I know that we shouldn’t say these things out loud. That we want our children to stay little forever. That we want them to stay safe within the four walls of our home. That we don’t want them to venture out into the real world; a place that can be cruel and cold and unforgiving. We think these things, every parent does. As we lie awake in the stillness of the night, we think about all of the ways that we can build a wall to protect our babies from the pain and heartbreak they will inevitably face throughout their lives. Sure, we think these thoughts. But, do you know why we shouldn’t say them out loud? Because we know that, in our heart of hearts, they are statements made out of fear and selfishness and not grounded in reality. They will grow up. They will leave our homes to build their own. They will get their hearts broken. They will experience loss. But it will be beautiful. It will be life. And, God willing, we will get to watch it all and be right there to cheer them on.
My dear friend Renee is sending her youngest child off to her freshman year of college today. You would be hard-pressed to find a warmer, kinder, more nurturing mother than my friend, so you can imagine the turmoil her heart has undergone during the lead up to this big day. She’s done all she could to prepare her daughter for this next step and, by all measures, she’s succeeded. She and her husband have raised a poised, confident, and incredibly talented young woman who will surely exceed all expectations. Yet, my heart aches for Renee because I can only imagine the dueling feelings of pain and pride that will tug at her heart as she watches her baby girl climb the stairs to her dorm room. It is hard to let go of something you love more than yourself. But it is even harder to try to hang on to the winds of change. Best just to hug them tight, tell them you love them, and hold back the tears until you get back to the car.
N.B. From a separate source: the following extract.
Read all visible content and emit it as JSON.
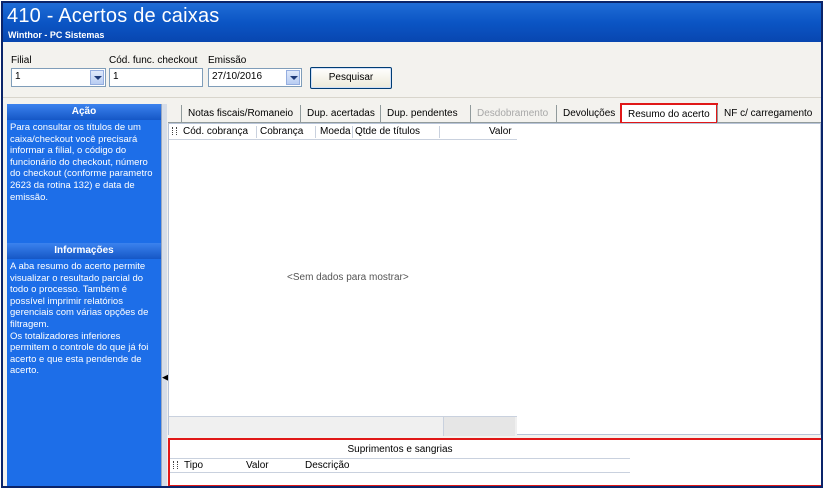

I’m beginning to realize that it doesn’t matter which phase our children are entering, all new steps in life will result in a crying mother behind the steering wheel of her parked car or a misty eyed father whose voice will crack just a little bit as he’s giving last minute advice. I was that mother last year as I watched my oldest walk confidently into his kindergarten classroom on his first day and I’ll be that mother again when my daughter does the same next week. I will be that mother when my baby, the last to leave my nest, throws her high school graduation cap high into the air. I will definitely be that mother who cries in the front row while she watches her husband walk their daughters down the aisle. And I will proudly be that Grandma who takes her son’s newborn baby into her arms for the first time.
Time marches on. We can either drag our feet, kicking and screaming, hoping that our persistence will slow its passage, or we can march right along with it—enjoying the view and the changing scenery along the way. Just remember to tuck a few tissues into your hiking shorts, and keep putting left in front of right, and right in front of wrong.